Whereas some use propaganda techniques to woo their potential victims, others have devised new forms of direct marketing, selling all kinds of black magic in the form of soap, oil, anointed water et cetera, which they claim have some miraculous healing and money doubling powers.
What is worrying, however, is the rapid nature of their growth and how the vulnerable in society, especially, women, the poor and unemployed graduates (who are supposed to know better) patronize their services.
Many of these self-acclaimed prophets, who probably have not been called by God nor have any formal training in the things of God, go about misinterpreting the scriptures to satisfy their lust.
The million cedi question is what do these charlatans do with all the monies they gather from their gullible daily contributors?
Giving per the scripture is to freely transfer possession of (something) to (someone). It is an internal influence, an urge from within that is done without coercion for a worthy course.
Street preachers, though most of them lack formal education, have a specific craft and skill for collecting coins from their victims. Or, probably, Christians are too busy or lazy to read their bibles, thereby end up being victims of deceit and coercion.
A servant of God is expected to preach salvation to the lost ones. In fact, their major role is to disseminate God’s message across the globe. Of course, preachers need money to enable them carry out their mission, no wonder tithes and collections were taken in the olden days to facilitate the dissemination of the good news.
Sadly, modern day self-acclaimed prophets and men of God have taken advantage of this and are milking the vulnerable in society dry of their assets. It is not uncommon to see these so called men of God ‘littered’ everywhere in our towns and villages exploiting the vulnerable to their own merit. What is even frightening is the fact that most of these diabolical activities contrary to scripture are taking place right in our place of worship. They panhandle from coins to paper. Those who can afford are offered several hours of unintelligible prayers; whereas, those who can’t afford are humiliated right in front of everybody. The rich are offered first class seats in the front row and poor pushed outside the church walls. At least one thing is obvious, professional beggars taking advantage of the poor for self-aggrandizement. “None of you should be looking out for your own interests, but for the interests of others.” Scripture advises us.

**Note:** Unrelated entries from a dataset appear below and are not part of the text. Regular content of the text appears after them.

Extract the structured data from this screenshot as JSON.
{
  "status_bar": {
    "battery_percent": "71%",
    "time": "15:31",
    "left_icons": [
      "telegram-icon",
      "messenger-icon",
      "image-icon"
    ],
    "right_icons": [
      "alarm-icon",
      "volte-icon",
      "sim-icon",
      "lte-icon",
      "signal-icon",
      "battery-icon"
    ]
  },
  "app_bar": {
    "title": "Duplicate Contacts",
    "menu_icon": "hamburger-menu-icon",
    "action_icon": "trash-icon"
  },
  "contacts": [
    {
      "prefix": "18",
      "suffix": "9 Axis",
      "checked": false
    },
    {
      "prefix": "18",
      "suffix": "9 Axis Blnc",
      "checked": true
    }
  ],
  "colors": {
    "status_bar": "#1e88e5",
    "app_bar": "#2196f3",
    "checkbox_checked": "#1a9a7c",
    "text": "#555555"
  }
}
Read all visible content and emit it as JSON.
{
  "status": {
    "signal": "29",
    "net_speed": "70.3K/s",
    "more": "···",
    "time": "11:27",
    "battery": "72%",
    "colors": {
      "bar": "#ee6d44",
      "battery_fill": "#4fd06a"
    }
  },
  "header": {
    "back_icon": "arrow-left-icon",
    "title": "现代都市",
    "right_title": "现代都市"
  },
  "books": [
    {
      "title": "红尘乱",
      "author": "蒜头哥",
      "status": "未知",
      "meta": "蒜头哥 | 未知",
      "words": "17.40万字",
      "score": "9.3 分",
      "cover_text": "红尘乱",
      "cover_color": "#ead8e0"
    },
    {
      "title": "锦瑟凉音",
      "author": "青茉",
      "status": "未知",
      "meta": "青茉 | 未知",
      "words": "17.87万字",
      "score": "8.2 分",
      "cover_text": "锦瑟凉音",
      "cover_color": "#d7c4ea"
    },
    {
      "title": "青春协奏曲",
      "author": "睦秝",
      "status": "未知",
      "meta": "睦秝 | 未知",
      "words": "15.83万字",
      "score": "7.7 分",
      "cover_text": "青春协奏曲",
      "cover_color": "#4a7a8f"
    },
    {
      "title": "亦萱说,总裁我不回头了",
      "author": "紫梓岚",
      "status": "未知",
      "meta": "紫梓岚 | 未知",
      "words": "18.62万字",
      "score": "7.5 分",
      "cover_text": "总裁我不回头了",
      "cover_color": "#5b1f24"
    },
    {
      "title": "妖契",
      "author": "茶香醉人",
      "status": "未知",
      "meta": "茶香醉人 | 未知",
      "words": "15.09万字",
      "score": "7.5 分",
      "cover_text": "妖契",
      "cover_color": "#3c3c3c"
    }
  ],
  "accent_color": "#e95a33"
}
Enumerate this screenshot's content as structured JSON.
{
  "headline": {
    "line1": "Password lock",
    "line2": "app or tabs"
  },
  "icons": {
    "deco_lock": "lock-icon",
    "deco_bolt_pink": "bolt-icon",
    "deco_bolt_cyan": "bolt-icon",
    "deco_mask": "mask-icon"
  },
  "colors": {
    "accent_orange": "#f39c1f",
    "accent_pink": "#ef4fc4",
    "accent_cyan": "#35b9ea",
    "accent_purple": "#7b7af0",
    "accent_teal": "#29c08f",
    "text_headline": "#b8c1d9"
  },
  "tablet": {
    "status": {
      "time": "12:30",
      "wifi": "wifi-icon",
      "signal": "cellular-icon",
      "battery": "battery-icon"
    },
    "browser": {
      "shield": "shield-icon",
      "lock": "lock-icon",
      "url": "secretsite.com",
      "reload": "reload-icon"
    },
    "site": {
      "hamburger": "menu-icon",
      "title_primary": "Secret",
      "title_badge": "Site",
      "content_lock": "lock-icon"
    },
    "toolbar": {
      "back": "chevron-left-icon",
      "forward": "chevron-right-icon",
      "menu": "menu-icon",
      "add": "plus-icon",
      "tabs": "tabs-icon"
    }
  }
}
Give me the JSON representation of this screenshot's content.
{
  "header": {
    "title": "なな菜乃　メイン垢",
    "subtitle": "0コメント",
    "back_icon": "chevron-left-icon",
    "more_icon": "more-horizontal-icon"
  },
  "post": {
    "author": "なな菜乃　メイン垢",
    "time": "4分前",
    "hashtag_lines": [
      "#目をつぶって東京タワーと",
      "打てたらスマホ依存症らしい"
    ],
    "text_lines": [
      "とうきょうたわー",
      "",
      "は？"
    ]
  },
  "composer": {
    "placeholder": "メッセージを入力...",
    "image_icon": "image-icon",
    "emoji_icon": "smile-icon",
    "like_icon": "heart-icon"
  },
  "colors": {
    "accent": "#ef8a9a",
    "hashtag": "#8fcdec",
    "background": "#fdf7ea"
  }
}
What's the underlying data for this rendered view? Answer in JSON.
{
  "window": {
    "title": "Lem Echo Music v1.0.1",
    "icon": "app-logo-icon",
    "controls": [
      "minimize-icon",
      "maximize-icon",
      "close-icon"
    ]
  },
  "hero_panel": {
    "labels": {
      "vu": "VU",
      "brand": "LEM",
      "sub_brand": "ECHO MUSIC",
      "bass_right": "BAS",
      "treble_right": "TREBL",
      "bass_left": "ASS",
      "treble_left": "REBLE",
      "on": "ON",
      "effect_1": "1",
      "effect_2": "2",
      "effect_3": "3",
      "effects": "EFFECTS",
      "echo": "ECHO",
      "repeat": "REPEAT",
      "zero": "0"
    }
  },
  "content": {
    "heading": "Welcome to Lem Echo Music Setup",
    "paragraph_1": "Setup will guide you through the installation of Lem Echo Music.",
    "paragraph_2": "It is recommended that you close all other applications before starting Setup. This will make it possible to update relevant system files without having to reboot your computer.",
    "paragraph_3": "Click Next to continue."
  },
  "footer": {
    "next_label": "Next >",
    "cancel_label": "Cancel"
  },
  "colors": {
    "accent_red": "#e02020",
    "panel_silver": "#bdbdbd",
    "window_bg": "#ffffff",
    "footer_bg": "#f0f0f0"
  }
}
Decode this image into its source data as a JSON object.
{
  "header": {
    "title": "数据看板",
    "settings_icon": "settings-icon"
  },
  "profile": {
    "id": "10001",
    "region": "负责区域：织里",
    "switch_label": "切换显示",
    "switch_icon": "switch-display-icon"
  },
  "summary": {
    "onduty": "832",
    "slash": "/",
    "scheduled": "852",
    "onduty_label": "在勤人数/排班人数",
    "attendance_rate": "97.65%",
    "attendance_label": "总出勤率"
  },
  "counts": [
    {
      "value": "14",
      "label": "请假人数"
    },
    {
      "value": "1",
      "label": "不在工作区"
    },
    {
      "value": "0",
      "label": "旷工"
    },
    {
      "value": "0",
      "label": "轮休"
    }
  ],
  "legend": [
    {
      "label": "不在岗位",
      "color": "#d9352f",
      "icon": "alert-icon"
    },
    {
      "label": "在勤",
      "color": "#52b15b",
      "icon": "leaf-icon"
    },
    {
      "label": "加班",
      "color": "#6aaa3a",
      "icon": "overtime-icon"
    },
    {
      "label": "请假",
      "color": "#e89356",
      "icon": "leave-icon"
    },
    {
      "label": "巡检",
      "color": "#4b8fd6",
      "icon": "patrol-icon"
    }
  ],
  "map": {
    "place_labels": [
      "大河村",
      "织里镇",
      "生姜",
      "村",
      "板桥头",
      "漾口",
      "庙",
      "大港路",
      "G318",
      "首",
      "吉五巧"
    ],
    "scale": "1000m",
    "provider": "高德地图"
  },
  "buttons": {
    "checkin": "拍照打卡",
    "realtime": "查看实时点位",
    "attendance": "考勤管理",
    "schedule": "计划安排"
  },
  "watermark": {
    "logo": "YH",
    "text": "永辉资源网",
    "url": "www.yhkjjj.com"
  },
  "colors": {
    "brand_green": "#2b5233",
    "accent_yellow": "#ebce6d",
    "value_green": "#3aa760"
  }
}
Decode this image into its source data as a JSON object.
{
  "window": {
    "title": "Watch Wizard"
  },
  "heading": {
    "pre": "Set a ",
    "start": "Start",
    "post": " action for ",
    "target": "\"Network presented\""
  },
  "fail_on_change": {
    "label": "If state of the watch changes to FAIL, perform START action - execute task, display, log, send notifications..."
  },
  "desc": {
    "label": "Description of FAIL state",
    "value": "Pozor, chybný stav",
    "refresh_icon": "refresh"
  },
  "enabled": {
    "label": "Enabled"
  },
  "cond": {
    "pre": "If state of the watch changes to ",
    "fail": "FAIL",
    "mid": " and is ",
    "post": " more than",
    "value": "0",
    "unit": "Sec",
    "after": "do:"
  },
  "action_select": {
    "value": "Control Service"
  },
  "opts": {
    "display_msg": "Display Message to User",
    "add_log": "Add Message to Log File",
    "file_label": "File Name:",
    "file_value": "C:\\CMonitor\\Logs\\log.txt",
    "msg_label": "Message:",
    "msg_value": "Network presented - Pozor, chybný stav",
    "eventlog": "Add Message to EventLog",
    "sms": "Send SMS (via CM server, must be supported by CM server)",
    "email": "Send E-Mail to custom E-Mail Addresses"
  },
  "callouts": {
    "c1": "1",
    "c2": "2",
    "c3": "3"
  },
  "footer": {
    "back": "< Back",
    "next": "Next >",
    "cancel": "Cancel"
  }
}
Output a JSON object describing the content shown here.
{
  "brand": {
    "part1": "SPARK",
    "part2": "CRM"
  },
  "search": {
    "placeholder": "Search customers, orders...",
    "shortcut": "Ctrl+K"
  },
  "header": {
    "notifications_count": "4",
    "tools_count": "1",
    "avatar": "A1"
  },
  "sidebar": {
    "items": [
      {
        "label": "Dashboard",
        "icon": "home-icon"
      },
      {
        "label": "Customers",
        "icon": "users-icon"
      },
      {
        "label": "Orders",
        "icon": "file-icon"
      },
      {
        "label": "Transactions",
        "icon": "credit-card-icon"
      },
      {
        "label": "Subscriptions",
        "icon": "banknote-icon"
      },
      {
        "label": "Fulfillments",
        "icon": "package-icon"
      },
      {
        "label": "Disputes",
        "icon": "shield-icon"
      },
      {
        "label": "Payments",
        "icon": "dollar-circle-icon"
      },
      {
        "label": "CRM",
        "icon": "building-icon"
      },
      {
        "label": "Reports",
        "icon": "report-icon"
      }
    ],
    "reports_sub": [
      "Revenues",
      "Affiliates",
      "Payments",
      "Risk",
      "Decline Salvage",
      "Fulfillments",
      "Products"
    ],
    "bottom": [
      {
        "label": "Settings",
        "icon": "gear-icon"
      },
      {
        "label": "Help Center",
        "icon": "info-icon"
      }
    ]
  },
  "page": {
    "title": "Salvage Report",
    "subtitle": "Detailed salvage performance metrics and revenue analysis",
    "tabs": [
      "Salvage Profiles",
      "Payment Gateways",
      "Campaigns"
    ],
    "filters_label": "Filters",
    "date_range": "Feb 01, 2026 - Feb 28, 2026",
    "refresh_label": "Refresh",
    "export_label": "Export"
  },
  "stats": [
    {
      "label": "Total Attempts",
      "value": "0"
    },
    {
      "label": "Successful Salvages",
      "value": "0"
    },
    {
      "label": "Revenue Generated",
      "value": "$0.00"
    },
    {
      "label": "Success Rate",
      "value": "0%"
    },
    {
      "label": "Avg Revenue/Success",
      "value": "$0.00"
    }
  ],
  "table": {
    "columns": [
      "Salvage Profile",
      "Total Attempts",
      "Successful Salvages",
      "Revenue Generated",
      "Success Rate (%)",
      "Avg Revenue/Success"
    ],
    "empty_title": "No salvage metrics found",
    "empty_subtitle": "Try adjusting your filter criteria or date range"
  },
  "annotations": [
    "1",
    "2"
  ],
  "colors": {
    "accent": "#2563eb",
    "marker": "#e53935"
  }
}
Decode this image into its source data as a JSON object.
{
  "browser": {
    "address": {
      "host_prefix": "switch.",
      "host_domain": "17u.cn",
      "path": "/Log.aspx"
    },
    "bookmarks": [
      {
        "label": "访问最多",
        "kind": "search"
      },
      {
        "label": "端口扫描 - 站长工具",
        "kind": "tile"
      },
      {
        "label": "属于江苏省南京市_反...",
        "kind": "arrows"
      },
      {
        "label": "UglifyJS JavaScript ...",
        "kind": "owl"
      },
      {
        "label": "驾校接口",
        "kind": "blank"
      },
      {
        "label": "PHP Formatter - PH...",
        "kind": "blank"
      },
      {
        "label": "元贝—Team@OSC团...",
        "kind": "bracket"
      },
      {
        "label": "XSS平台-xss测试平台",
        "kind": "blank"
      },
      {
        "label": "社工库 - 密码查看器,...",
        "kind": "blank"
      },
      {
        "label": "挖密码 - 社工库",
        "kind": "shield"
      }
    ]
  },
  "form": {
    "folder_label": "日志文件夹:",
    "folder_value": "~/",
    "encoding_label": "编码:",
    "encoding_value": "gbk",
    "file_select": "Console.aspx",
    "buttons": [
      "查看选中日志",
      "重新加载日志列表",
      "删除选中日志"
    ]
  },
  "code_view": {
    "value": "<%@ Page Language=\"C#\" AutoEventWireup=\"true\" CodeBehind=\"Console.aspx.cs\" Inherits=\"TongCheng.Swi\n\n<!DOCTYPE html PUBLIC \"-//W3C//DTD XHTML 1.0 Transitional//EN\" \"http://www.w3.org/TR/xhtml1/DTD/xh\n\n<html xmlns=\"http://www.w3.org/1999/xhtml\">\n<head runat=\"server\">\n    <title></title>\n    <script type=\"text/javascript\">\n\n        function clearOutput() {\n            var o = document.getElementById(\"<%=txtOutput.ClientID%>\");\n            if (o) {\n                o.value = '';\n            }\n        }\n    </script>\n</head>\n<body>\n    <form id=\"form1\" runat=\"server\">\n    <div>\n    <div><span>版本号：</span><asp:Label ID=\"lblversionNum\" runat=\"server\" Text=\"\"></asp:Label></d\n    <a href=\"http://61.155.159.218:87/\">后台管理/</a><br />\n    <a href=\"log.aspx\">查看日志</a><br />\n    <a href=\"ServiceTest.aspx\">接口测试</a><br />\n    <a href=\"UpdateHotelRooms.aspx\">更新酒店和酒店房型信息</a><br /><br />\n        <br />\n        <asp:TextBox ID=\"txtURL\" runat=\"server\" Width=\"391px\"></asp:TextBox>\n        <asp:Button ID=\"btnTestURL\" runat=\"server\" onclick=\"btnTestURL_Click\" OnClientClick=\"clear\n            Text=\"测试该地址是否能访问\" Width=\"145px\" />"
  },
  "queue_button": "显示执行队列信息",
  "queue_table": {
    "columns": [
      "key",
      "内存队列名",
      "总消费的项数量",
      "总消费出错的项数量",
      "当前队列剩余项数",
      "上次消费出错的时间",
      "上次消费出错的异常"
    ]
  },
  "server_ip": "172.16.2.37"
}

It is high time Christians took the study of Scriptures serious just like the Berean Christians did in Acts 17:11. “Now the Berean Jews were of more noble character than those in Thessalonica, for they received the message with great eagerness and examined the Scriptures every day to see if what Paul said was true.” They critically examined the scriptures in order not to fall into the traps of these false, unemployed prophets.
The Christian Council, as well as other recognized organizations committed to upholding the unadulterated teachings of Christ, must also wake up from their slumber and ensure that these charlatans are exposed.
Again, the city authorities must put in place the right measures may be, enact bylaws to regulate the activities of this nonsense. Sometimes the noise these charlatans produce is so annoying. This is unacceptable!
“When a lizard dwells along the banks of a river for too long, it harbors the feeling of being a crocodile.”- Nigerian Proverb. The fact that you carry bibles and microphones on the streets, it does not necessary makes you a man of GOD. Probably what distinguishes these so-called men of God from the common street beggars is the suit the latter wears.
Disclaimer: "The views/contents expressed in this article are the sole responsibility of Analimbey, A. Chris and do not neccessarily reflect those of Modern Ghana.